Gower also wrote in 1397 a short series of French ballades on the virtue of the married state (Traitié pour essampler les amantz mariés), and after the accession of Henry IV. he produced the Cronica tripartita, a partisan account in Latin leonine hexameters of the events of the last twelve years of the reign of Richard II. About the same time he addressed an English poem in seven-line stanzas to Henry IV. (In Praise of Peace), and dedicated to the king a series of French ballades (Cinkante Balades), which deal with the conventional topics of love, but are often graceful and even poetical in expression. Several occasional Latin pieces also belong to the later years of his life.
On the whole Gower must be admitted to have had considerable literary powers; and though not a man of genius, and by no means to be compared with Chaucer, yet he did good service in helping to establish the standard literary language, which at the end of the 14th century took the place of the Middle English dialects. The Confessio amantis was long regarded as a classic of the language, and Gower and Chaucer were often mentioned side by side as the fathers of English poetry.
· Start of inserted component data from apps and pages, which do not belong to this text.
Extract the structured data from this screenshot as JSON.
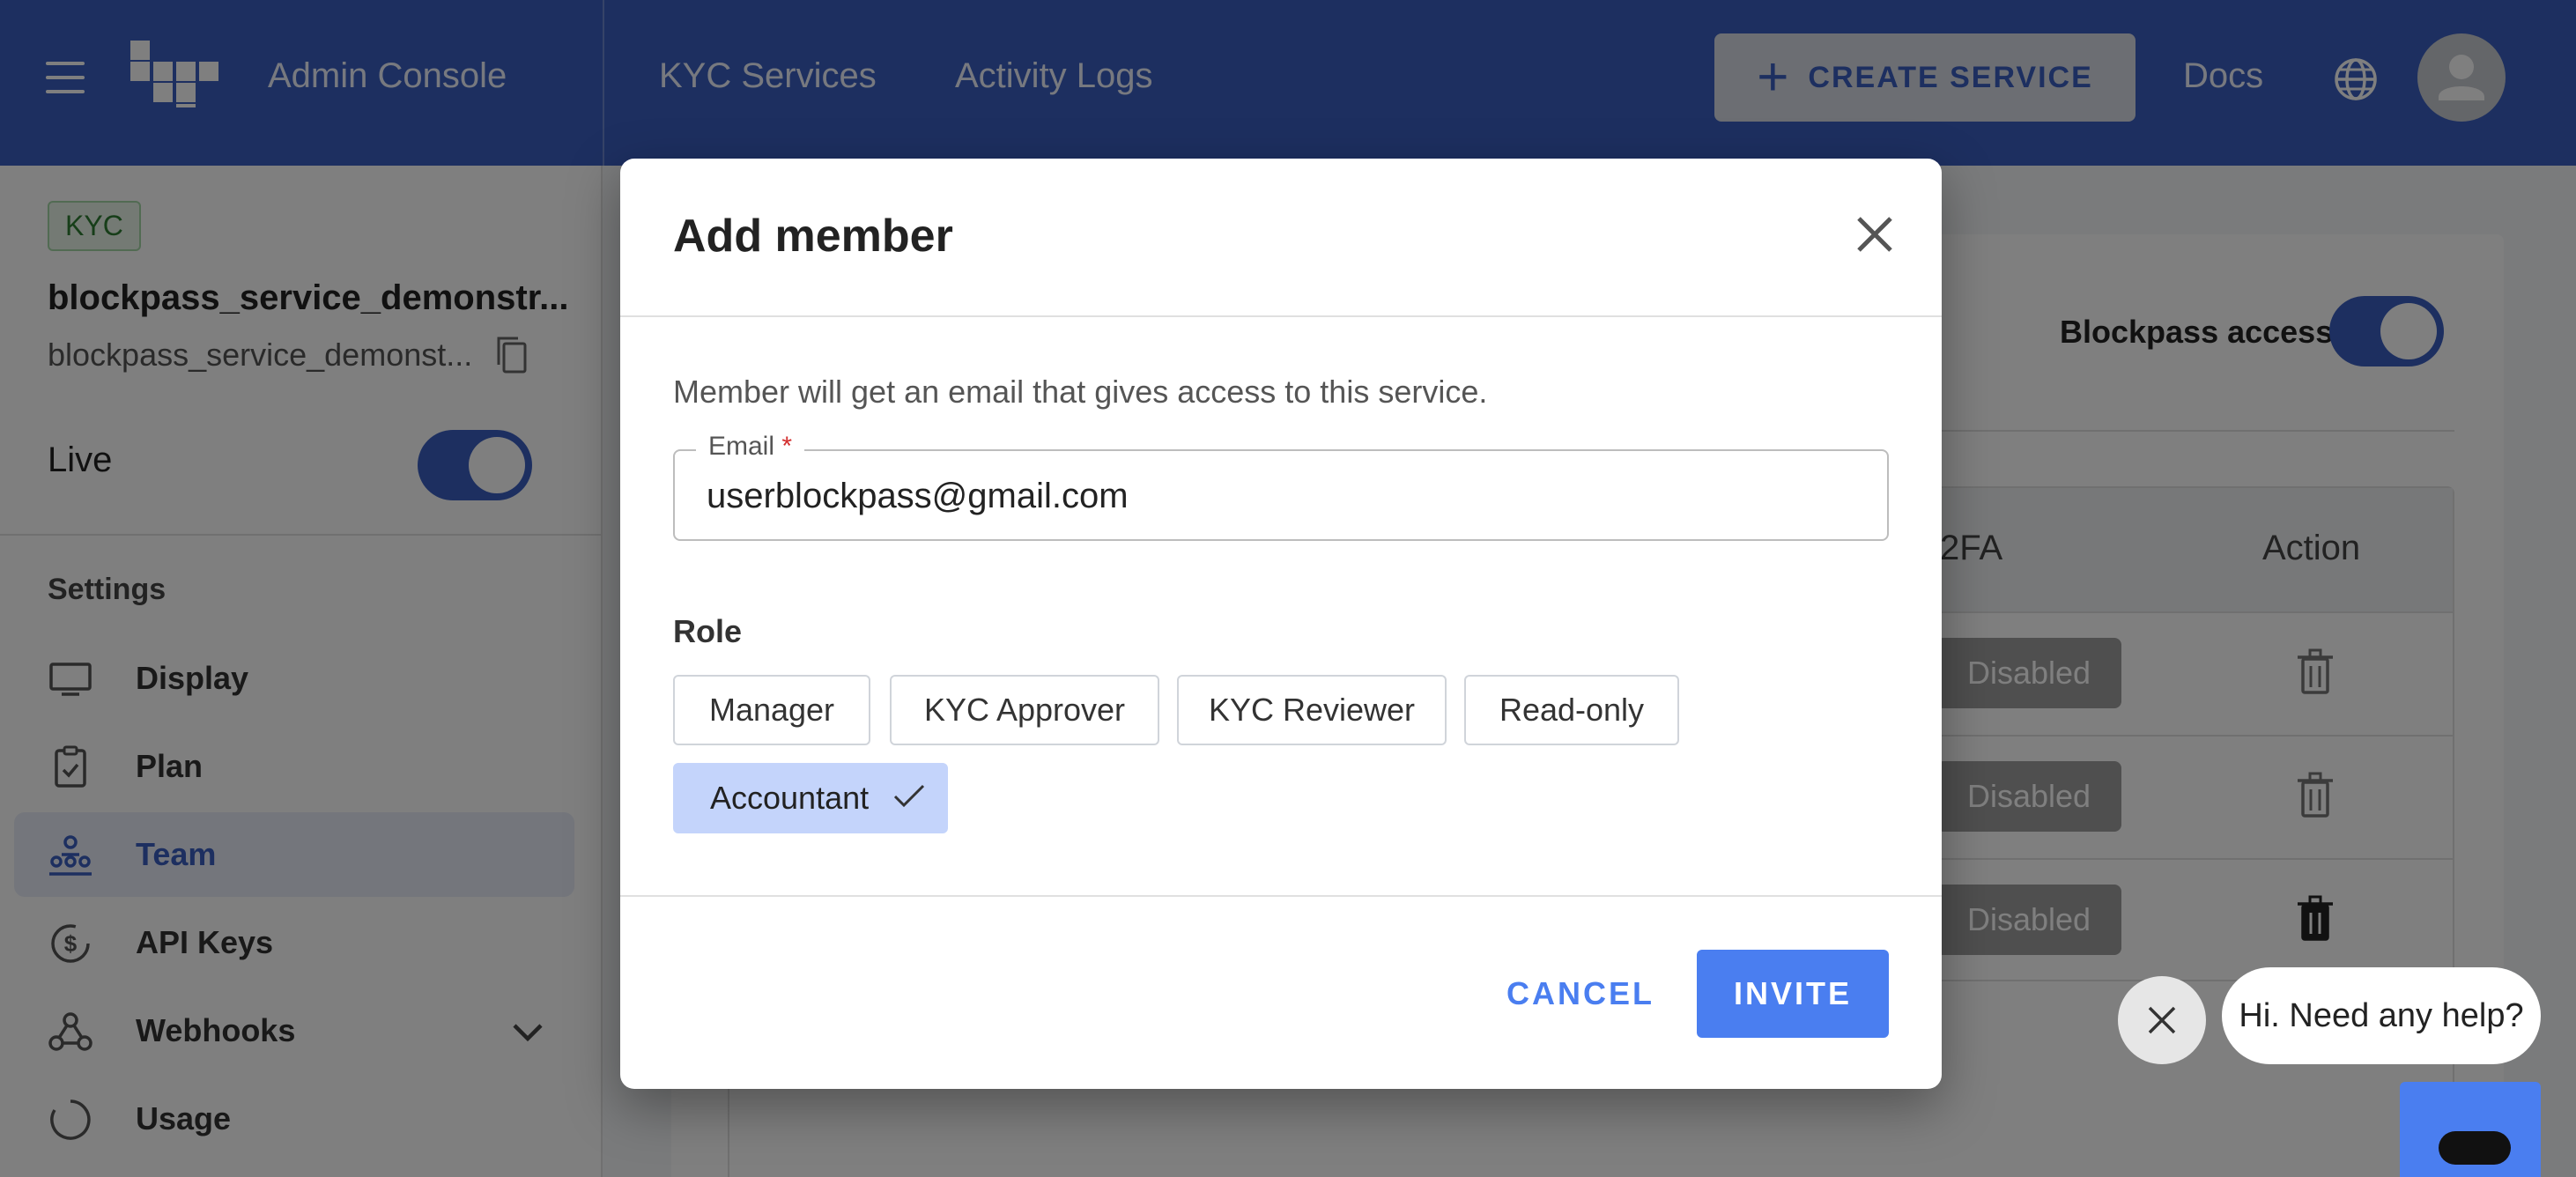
{
  "topbar": {
    "app_title": "Admin Console",
    "nav": [
      "KYC Services",
      "Activity Logs"
    ],
    "create_label": "CREATE SERVICE",
    "docs_label": "Docs"
  },
  "sidebar": {
    "badge": "KYC",
    "service_name": "blockpass_service_demonstr...",
    "service_id": "blockpass_service_demonst...",
    "live_label": "Live",
    "live_on": true,
    "settings_label": "Settings",
    "items": [
      {
        "label": "Display",
        "icon": "monitor-icon"
      },
      {
        "label": "Plan",
        "icon": "clipboard-icon"
      },
      {
        "label": "Team",
        "icon": "team-icon",
        "active": true
      },
      {
        "label": "API Keys",
        "icon": "key-icon"
      },
      {
        "label": "Webhooks",
        "icon": "webhook-icon"
      },
      {
        "label": "Usage",
        "icon": "usage-icon"
      }
    ]
  },
  "content": {
    "blockpass_access_label": "Blockpass access",
    "blockpass_access_on": true,
    "columns": [
      "2FA",
      "Action"
    ],
    "rows": [
      {
        "twofa": "Disabled"
      },
      {
        "twofa": "Disabled"
      },
      {
        "twofa": "Disabled"
      }
    ]
  },
  "modal": {
    "title": "Add member",
    "description": "Member will get an email that gives access to this service.",
    "email_label": "Email",
    "email_required_mark": "*",
    "email_value": "userblockpass@gmail.com",
    "role_label": "Role",
    "roles": [
      "Manager",
      "KYC Approver",
      "KYC Reviewer",
      "Read-only",
      "Accountant"
    ],
    "selected_role": "Accountant",
    "cancel_label": "CANCEL",
    "invite_label": "INVITE"
  },
  "chat": {
    "bubble_text": "Hi. Need any help?"
  },
  "colors": {
    "brand_blue": "#3b5fc0",
    "button_blue": "#4a7ef0",
    "selected_chip": "#c4d4fb"
  }
}
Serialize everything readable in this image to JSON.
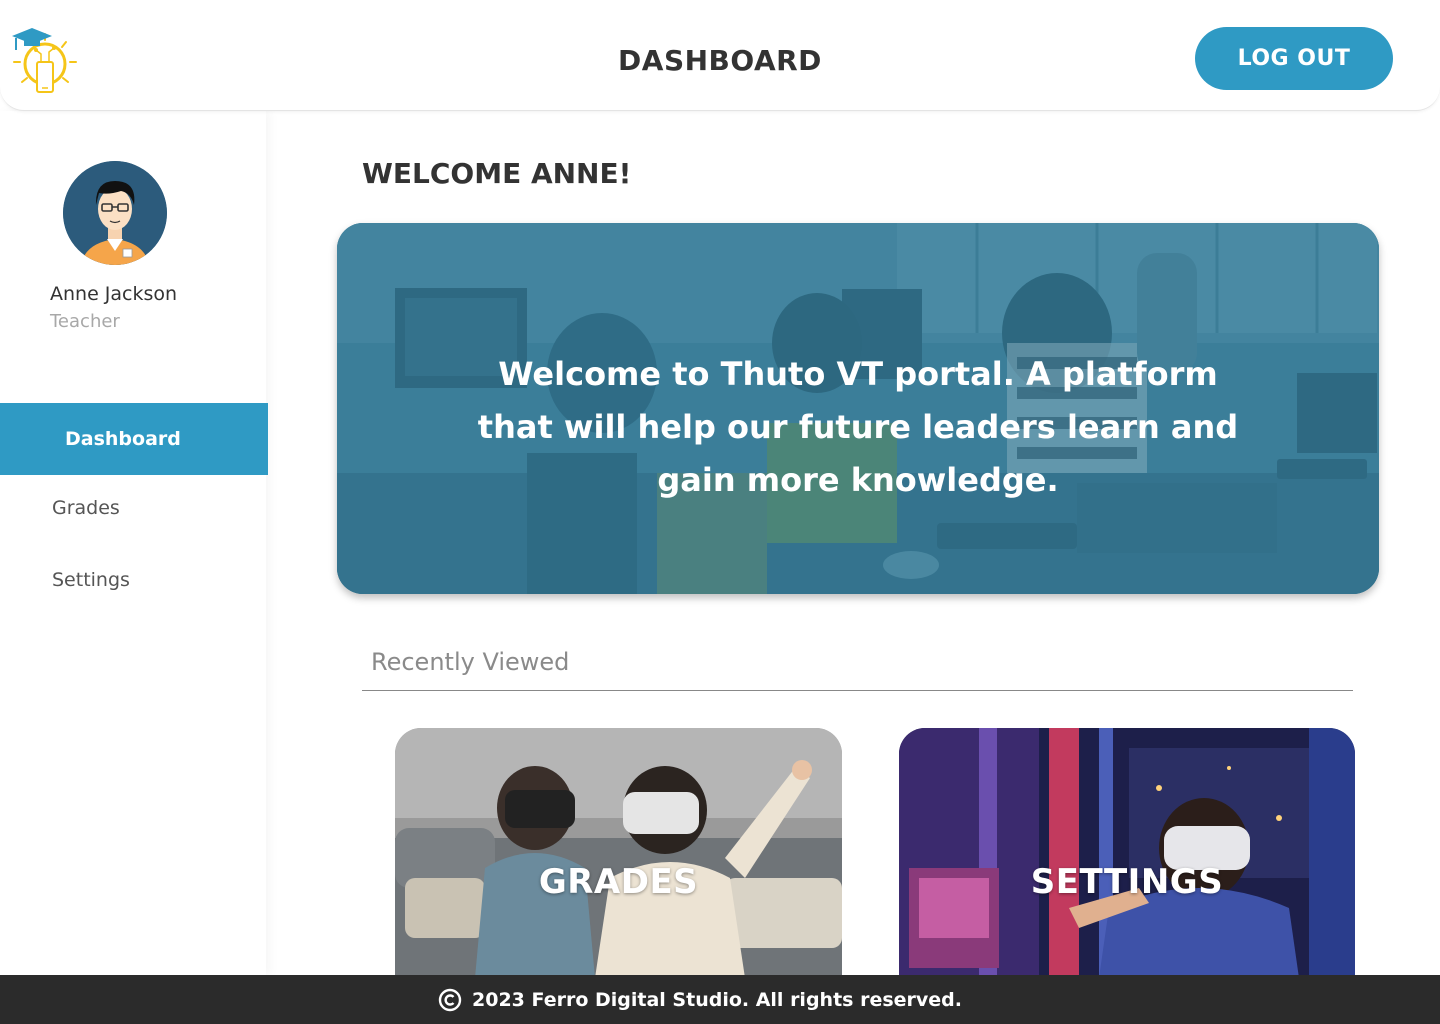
{
  "header": {
    "title": "DASHBOARD",
    "logout_label": "LOG OUT",
    "logo_icon": "lightbulb-graduation-cap-logo"
  },
  "sidebar": {
    "user": {
      "name": "Anne Jackson",
      "role": "Teacher",
      "avatar_icon": "teacher-avatar"
    },
    "items": [
      {
        "label": "Dashboard",
        "active": true
      },
      {
        "label": "Grades",
        "active": false
      },
      {
        "label": "Settings",
        "active": false
      }
    ]
  },
  "main": {
    "welcome": "WELCOME ANNE!",
    "hero_text": "Welcome to Thuto VT portal. A platform that will help our future leaders learn and gain more knowledge.",
    "recently_viewed_label": "Recently Viewed",
    "cards": [
      {
        "title": "GRADES"
      },
      {
        "title": "SETTINGS"
      }
    ]
  },
  "footer": {
    "text": "2023 Ferro Digital Studio. All rights reserved.",
    "icon": "copyright-icon"
  },
  "colors": {
    "accent": "#2f9ac4",
    "text": "#333333",
    "muted": "#a8a8a8",
    "footer_bg": "#2b2b2b",
    "logo_yellow": "#f5c518"
  }
}
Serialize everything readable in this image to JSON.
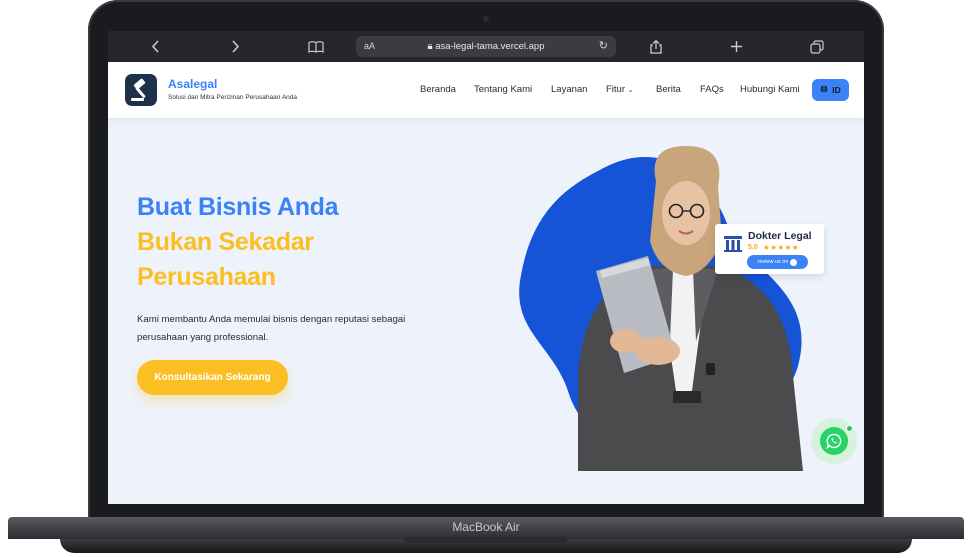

A complete edition of Gower’s works in four volumes, edited by G. C. Macaulay, was published in 1899–1902, the first volume containing the French works, the second and third the English, and the fourth the Latin, with a biography. Before this the Confessio amantis had been published in the following editions: Caxton (1483); Berthelette (1532 and 1554); Chalmers, British Poets (1810); Reinhold Pauli (1857); H. Morley (1889, incomplete). The two series of French ballades and the Praise of Peace were printed for the Roxburghe Club in 1818, and the Vox clamantis and Cronica tripartita were edited by H. O. Coxe for the Roxburghe Club in 1850. The Cronica tripartita, the Praise of Peace and some of the minor Latin poems were printed in Wright’s Political Poems (Rolls series, 14). The Praise of Peace appeared in the early folio editions of Chaucer, and has been edited also by Dr Skeat in his Chaucerian and other Pieces. Reference may be made to Todd’s Illustrations of the Lives and Writings of Gower and Chaucer; the article (by Sir H. Nicolas) in the Retrospective Review for 1828; Observations on the Language of Chaucer and Gower, by F. J. Child; H. Morley’s English Writers, iv.; Ten Brink’s History of Early English Literature, ii.; and Courthope’s History of English Poetry, i. (G. C. M.)